Under that law, poll workers are still allowed to bring water to people in line. 

Opponents of the practice say that distributing food or water to voters about to cast their ballots amounts to an inappropriate effort to influence or persuade voters. 

But the ban in Georgia has also ignited outrage among voting rights advocates, who say that passing out food or water to people helps keep them in the voting line.
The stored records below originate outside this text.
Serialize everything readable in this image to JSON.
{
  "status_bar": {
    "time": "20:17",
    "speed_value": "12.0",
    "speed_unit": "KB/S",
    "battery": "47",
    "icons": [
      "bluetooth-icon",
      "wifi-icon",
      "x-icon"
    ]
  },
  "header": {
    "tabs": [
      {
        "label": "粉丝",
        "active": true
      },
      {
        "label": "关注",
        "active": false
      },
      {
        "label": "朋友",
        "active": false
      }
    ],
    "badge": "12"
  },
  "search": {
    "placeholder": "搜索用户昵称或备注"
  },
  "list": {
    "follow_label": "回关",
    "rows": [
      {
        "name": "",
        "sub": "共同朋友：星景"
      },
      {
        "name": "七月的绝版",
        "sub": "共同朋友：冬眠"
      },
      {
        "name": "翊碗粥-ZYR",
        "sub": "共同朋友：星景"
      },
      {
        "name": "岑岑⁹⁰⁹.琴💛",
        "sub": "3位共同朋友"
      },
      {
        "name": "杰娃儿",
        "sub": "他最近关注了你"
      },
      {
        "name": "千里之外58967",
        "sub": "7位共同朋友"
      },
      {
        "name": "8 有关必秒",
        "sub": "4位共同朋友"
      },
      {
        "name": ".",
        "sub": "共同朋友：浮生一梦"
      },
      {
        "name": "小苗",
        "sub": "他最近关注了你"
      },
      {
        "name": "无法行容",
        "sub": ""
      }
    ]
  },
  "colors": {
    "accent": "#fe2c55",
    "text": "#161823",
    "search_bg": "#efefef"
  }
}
They point to the Georgia primaries last summer, which saw hours-long lines, especially in the predominantly Democratic Atlanta area. 

The proposal in Florida is part of a raft of legislation being considered by state lawmakers across the country in the wake of the 2020 presidential election.

Former President TrumpDonald TrumpRomney blasts end of filibuster, expansion of SCOTUS McConnell, GOP slam Biden's executive order on SCOTUS US raises concerns about Iran's seriousness in nuclear talks MORE has for months baselessly blamed widespread voter fraud and systemic irregularities for his loss in that election, despite the fact that officials have dubbed it the most secure election in U.S history.

Democrats have accused Republicans of seeking to rewrite voting laws to benefit the GOP after record voter turnout helped hand President BidenJoe BidenBiden taps California workplace safety leader to head up OSHA Romney blasts end of filibuster, expansion of SCOTUS US mulling cash payments to help curb migration MORE the White House.